This book is a pacesetter in matters of mining and the environment in Africa from multidisciplinary and spatio-temporal perspectives. The book approaches mining from the perspectives of law, politics, archaeology, anthropology, African studies, geography, human ecology, sociology, history, economics and development. It interrogates mining and environment from the perspectives of customary law as well as from the perspectives of Euro-modern laws. In this sense, the book straddles precolonial, colonial and postcolonial mining and environmental perspectives. In all this, it maintains a Pan-Africanist perspective that also speaks to contemporary debates on African Renaissance and to the unity of Africa. From scrutinising the lived realities of African miners who are often insensitively and unjustly addressed as “illegal” miners, the book also interrogates transnational mining corporations; matters of corporate social responsibility as well as matters of tax evasions by transnational corporations whose commitment to accountability to African governments is questioned.
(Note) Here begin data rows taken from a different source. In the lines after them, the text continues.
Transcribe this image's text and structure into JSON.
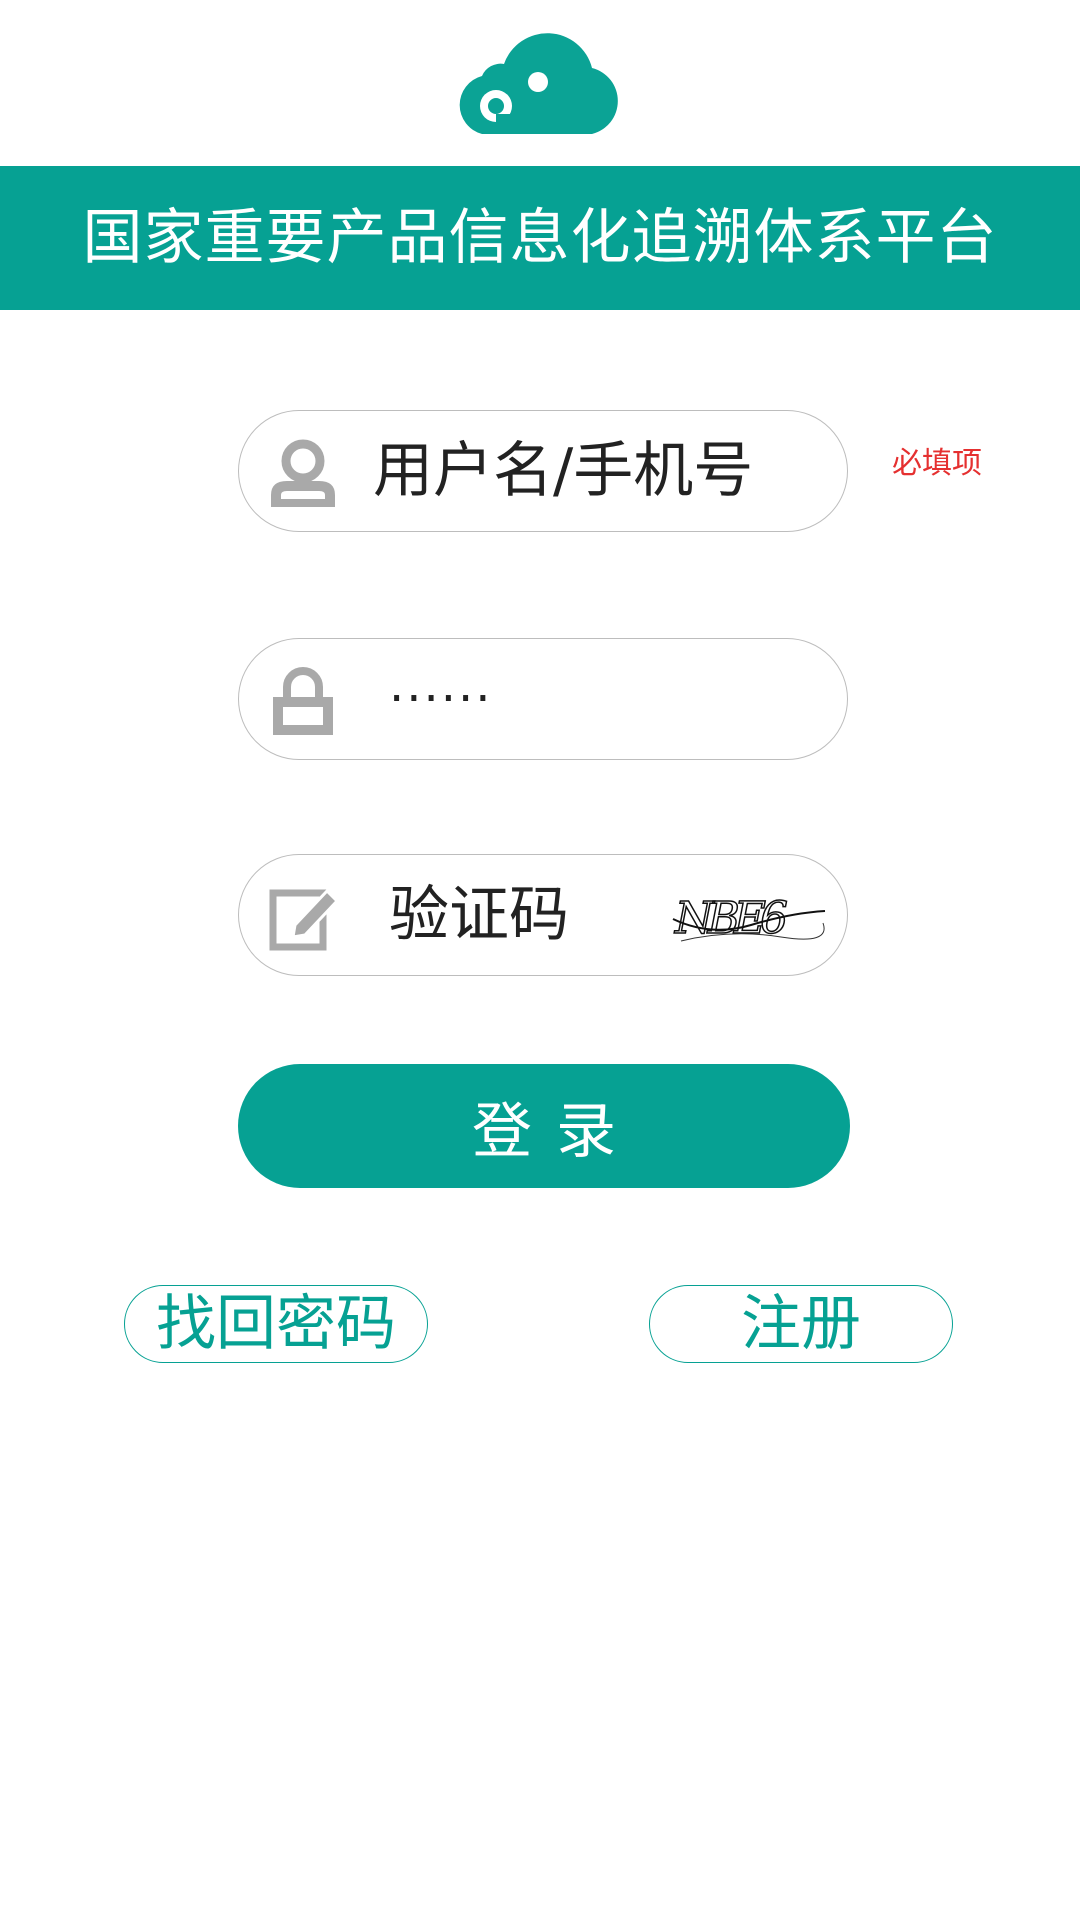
{
  "brand": {
    "logo_icon": "cloud-icon",
    "accent_color": "#06a193"
  },
  "header": {
    "title": "国家重要产品信息化追溯体系平台"
  },
  "form": {
    "username": {
      "icon": "user-icon",
      "placeholder": "用户名/手机号",
      "required_note": "必填项"
    },
    "password": {
      "icon": "lock-icon",
      "value": "······"
    },
    "captcha": {
      "icon": "edit-icon",
      "placeholder": "验证码",
      "captcha_text": "NBE6"
    },
    "login_label": "登录"
  },
  "links": {
    "forgot_password": "找回密码",
    "register": "注册"
  },
  "colors": {
    "required": "#e53030",
    "icon_gray": "#a9a9a9"
  }
}
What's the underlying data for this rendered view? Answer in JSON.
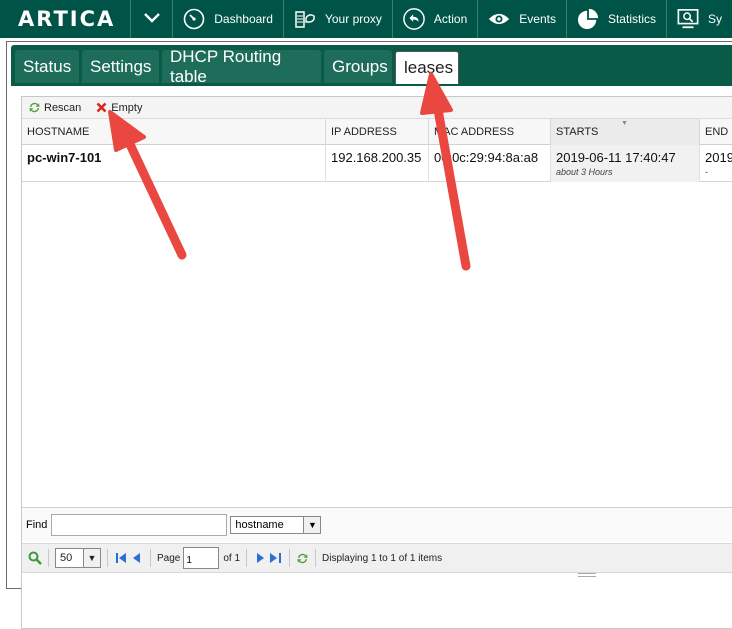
{
  "navbar": {
    "logo": "ARTICA",
    "items": [
      {
        "label": "Dashboard"
      },
      {
        "label": "Your proxy"
      },
      {
        "label": "Action"
      },
      {
        "label": "Events"
      },
      {
        "label": "Statistics"
      },
      {
        "label": "Sy"
      }
    ]
  },
  "tabs": [
    {
      "label": "Status"
    },
    {
      "label": "Settings"
    },
    {
      "label": "DHCP Routing table"
    },
    {
      "label": "Groups"
    },
    {
      "label": "leases",
      "active": true
    }
  ],
  "toolbar": {
    "rescan_label": "Rescan",
    "empty_label": "Empty"
  },
  "table": {
    "columns": [
      "HOSTNAME",
      "IP ADDRESS",
      "MAC ADDRESS",
      "STARTS",
      "END"
    ],
    "rows": [
      {
        "hostname": "pc-win7-101",
        "ip": "192.168.200.35",
        "mac": "00:0c:29:94:8a:a8",
        "starts": "2019-06-11 17:40:47",
        "starts_rel": "about 3 Hours",
        "end": "2019",
        "end_rel": "-"
      }
    ]
  },
  "find": {
    "label": "Find",
    "value": "",
    "field": "hostname"
  },
  "pager": {
    "per_page": "50",
    "page_label": "Page",
    "page": "1",
    "of_label": "of 1",
    "status": "Displaying 1 to 1 of 1 items"
  },
  "colors": {
    "navbar": "#005447",
    "tabbar": "#0a5a48",
    "arrow": "#e9473f"
  }
}
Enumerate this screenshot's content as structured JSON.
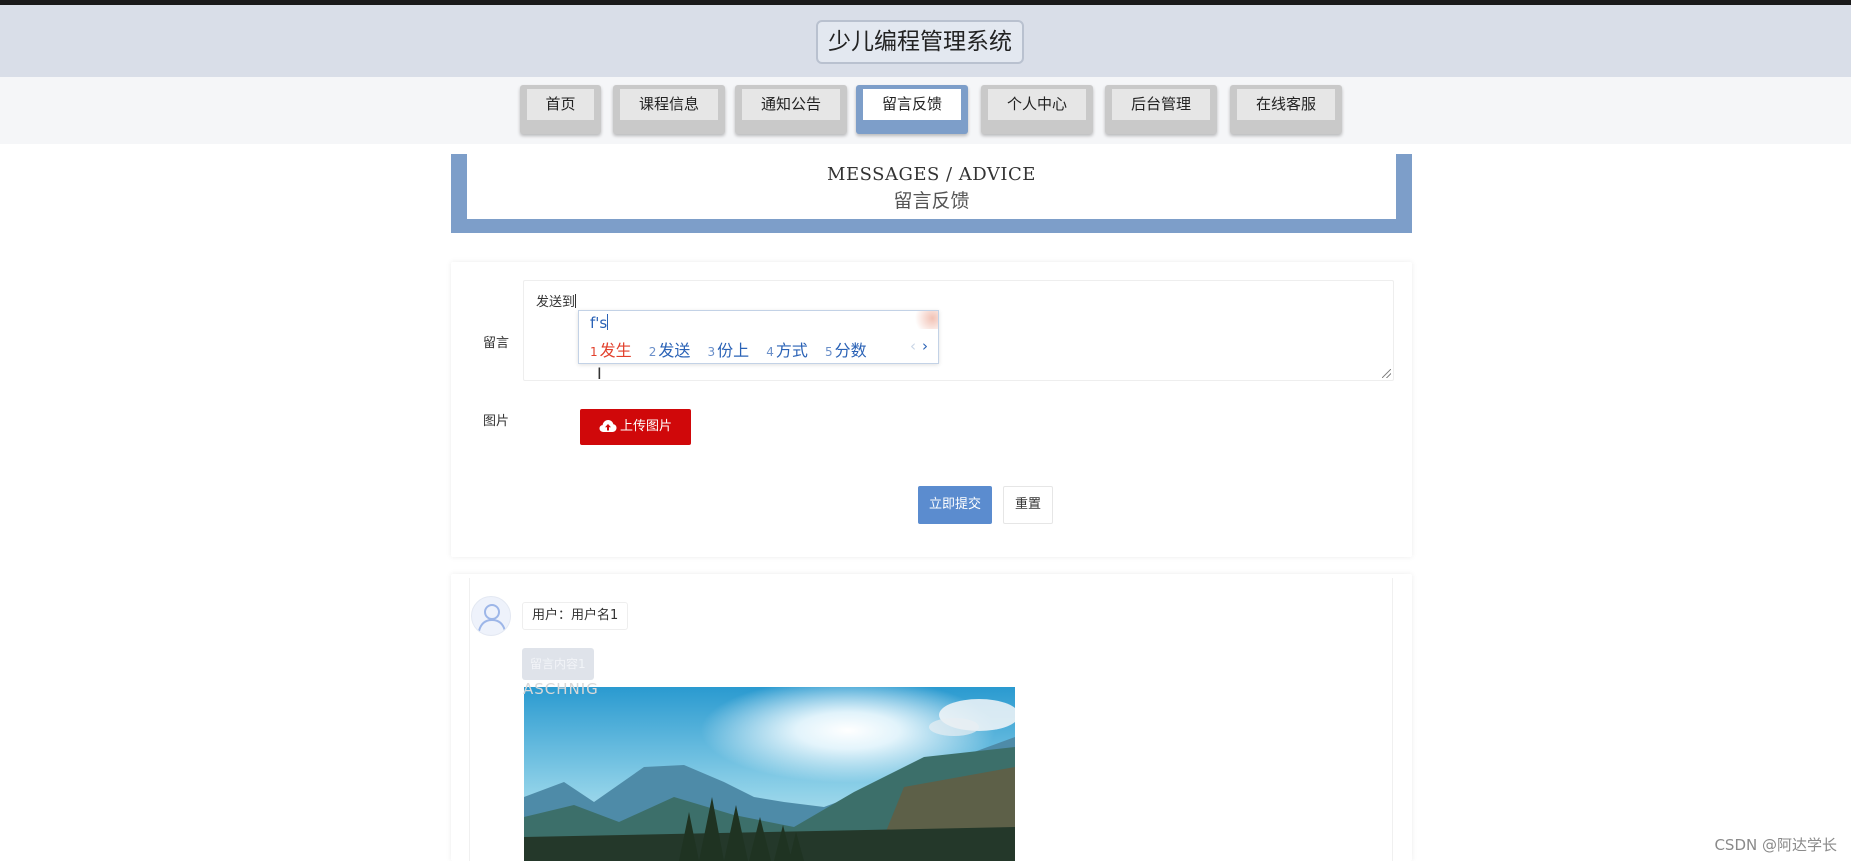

With both theoretical chapters and chapter based on empirical studies on mining and the environment across the African continent, the book provides a much needed holistic, one stop shop for scholars, activists, researchers and policy makers who need a comprehensive treatise on African mining and the environment. The book comes at the right time when matters of African mining and environment are increasingly coming to the fore in the light of discourses about the new 21st century scramble for African resources, in which big transnational corporations and nations are jostling to suck Africa dry in their race to control planetary resources. It is a book that speaks to contemporary broader issues of (de-)coloniality and transformation of African minds and African environmental resources.